While those of us following the Occupy movement online or on television may see it as a fairly conventional protest movement, complete with marching and chanting, a quick look at various encampments (or remnants thereof) around the country shows something quite different: alternative communities that value the input of all participants. Those communities themselves are the real protest: by living something quite different, even temporarily, Occupiers are able to highlight the absurdities of the current political structure.
“Brown” hybrids, super-efficient wind turbines, and a solar-powered golf bag… your green tech finds for the week.
- Not all hybrids are created equal: Yep, the Prius, the Honda Civic Hybrid, and the Ford Fusion Hybrid all deliver on the value promised by this vehicle platform. But, according to the Union of Concerned Scientists, there are also a number hybrid models that just aren’t worth the cost, and do very little in terms of fuel efficiency… check out the video from CNET above to see the top five “brownest” hybrids.
- Enterprise, Fed Ex love them some EVs: Yesterday at the National Summit on Energy Security, Andy Taylor, CEO of Enterprise Holdings (which owns Enterprise Rent-a-Car and others) and Fred Smith, CEO of Fed Ex, made impassioned arguments for ramping up vehicle electrification. Marc Gunther has the details…
When did you first hear the term “fracking,” the shorthand for hydraulic fracturing, a decades-old natural gas extraction technique that’s come under scrutiny from both activists and governments alike? It was probably around the time of the release of Josh Fox’s GASLAND (which won a Special Jury Prize at the 2010 Sundance Film Festival). No doubt that director Bill Haney and the producers of THE LAST MOUNTAIN (an official selection at Sundance this year) hope their activist documentary will bring similar attention to the practice of mountaintop removal by coal mining companies… another extraction method that’s been in use for years, and received a ton of attention within environmental and activist circles, but that hasn’t hit a tipping point in terms of general awareness of the damage it does to Appalachian communities in West Virginia and Eastern Kentucky (as well as watersheds that feed huge portions of the Eastern US).
Enjoy a good David vs. Goliath story? Or perhaps a tale of a passionate person who lets his/her zeal turn from good to ugly? This year’s Sundance Film Festival has you covered. Both of the environmentally-themed films in the US Documentary Competition address activism and activists… warts and all.
Bill Haney’s THE LAST MOUNTAIN delves into an issue that’s become very hot among environmentalists over the past decade: mountaintop removal by coal mining companies. Focused on West Virginia’s Coal River Valley, the film explores the community’s fight against this practice, which damages both the natural environment, and the people living in the vicinity. Check out the trailer above.
Bryce Canyon National Park, Utah. (Photo credit: AFP/Getty Images)
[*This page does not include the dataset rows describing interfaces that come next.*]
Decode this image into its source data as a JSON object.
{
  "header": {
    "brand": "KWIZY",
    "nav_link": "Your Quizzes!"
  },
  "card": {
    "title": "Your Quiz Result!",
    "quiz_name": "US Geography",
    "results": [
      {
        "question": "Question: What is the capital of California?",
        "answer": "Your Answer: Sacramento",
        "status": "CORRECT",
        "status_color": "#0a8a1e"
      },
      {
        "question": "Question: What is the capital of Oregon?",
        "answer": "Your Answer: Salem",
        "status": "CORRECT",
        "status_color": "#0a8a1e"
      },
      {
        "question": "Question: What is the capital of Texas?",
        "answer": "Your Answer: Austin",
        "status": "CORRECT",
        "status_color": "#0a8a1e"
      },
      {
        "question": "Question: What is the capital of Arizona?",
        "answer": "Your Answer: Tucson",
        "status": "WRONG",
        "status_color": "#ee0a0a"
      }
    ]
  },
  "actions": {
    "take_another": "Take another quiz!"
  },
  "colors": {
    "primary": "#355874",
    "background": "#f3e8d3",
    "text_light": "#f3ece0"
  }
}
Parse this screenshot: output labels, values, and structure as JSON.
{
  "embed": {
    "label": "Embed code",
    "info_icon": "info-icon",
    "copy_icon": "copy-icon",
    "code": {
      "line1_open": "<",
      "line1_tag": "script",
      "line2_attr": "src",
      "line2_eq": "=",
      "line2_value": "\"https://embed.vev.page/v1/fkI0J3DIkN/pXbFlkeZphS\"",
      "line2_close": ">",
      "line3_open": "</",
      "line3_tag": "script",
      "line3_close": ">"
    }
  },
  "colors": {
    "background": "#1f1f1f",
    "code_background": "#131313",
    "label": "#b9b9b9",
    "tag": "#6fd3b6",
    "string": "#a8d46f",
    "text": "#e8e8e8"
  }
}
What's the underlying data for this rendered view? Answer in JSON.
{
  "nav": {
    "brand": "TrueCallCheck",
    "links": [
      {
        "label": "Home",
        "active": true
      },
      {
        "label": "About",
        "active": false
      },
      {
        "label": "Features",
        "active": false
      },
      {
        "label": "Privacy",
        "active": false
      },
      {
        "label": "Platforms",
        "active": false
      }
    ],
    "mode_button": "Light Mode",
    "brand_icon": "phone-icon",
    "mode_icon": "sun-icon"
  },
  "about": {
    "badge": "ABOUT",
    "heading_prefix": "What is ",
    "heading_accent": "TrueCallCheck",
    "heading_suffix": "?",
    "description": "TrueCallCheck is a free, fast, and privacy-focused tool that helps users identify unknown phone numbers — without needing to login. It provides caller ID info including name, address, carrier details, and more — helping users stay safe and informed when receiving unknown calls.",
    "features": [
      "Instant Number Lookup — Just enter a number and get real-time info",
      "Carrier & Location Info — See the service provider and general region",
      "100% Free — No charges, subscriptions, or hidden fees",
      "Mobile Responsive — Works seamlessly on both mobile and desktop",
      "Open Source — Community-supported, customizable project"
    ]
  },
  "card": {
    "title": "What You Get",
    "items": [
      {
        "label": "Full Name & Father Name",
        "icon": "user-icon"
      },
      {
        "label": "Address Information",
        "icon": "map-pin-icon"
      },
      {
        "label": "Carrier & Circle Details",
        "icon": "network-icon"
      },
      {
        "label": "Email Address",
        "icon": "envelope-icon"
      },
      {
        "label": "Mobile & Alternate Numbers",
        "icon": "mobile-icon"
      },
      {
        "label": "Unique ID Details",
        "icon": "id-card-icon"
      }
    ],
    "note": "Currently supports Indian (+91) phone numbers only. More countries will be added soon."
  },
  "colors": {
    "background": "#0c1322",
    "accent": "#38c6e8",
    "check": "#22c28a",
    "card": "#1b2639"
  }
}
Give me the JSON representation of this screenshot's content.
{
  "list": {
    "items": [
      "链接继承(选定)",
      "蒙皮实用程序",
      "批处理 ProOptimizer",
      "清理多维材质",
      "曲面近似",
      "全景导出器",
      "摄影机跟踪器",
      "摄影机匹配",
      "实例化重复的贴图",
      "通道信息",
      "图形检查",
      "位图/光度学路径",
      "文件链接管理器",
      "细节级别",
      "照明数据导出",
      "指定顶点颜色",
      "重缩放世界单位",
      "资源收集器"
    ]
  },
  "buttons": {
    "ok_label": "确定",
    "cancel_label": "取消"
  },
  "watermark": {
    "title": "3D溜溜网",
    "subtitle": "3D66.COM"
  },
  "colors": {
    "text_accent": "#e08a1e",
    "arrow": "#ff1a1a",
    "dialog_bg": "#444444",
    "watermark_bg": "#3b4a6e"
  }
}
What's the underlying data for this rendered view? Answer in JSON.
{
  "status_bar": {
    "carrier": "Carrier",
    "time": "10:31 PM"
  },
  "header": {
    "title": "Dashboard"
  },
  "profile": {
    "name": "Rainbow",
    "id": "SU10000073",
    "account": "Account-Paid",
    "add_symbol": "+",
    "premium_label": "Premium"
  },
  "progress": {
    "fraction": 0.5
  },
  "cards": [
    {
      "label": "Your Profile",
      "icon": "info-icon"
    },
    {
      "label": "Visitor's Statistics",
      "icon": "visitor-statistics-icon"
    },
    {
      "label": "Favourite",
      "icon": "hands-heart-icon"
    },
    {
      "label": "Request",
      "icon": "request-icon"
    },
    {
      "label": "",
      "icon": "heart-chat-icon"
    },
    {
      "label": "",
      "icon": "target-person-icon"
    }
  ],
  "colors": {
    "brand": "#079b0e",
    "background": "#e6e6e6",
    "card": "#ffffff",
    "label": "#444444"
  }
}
Imagine: A massive open-pit coal mine next to a wilderness jewel. A scenario like that might have been routine in the past, but this is the 21st century, when many cleaner, more sustainable ways to power our economy abound. We no longer have to sacrifice an iconic landscape in order to burn some dirty rocks.
And yet a mining company got approval last month to open Utah’s first-ever strip mine for coal in the small community of Alton. Few new coal mines have opened in the West in the past decade since most developers focus on expanding existing mines, not reaching into untouched wilderness. And that’s what makes this mine so troubling: it will be located 10 miles from Bryce Canyon National Park.
The truth is we don’t need this coal. The developers claim they have a contract with a Utah utility, but they won’t disclose which one. It’s questionable whether local utilities even have the need for such sizeable quantities of coal. Instead, rumors indicate that a lot of the coal will be hauled to a West Coast port for shipping, possibly overseas. If the company is so confident there is a market for its product, it should name its buyers.
The West has a long history of outside companies extracting local resources, selling them elsewhere, and leaving nearby communities to clean up the mess often at taxpayer expense. No matter what they might tell you, there is no reclamation plan that can return an open pit mine to a natural, wild state. Once that untamed spirit is gone, it’s gone for good.
Some places are simply too special to industrialize. Bryce country is one of them.
Blogging is a dangerous job, and not for the faint of heart. Not that it involves the physical risks of, say, coal mining or timber cutting, or the mental burnout that a surgeon or stock trader might experience. The hazard is more of a slow-acting moral poison, a soul-crushing spiritual vacuum brought on by repeated…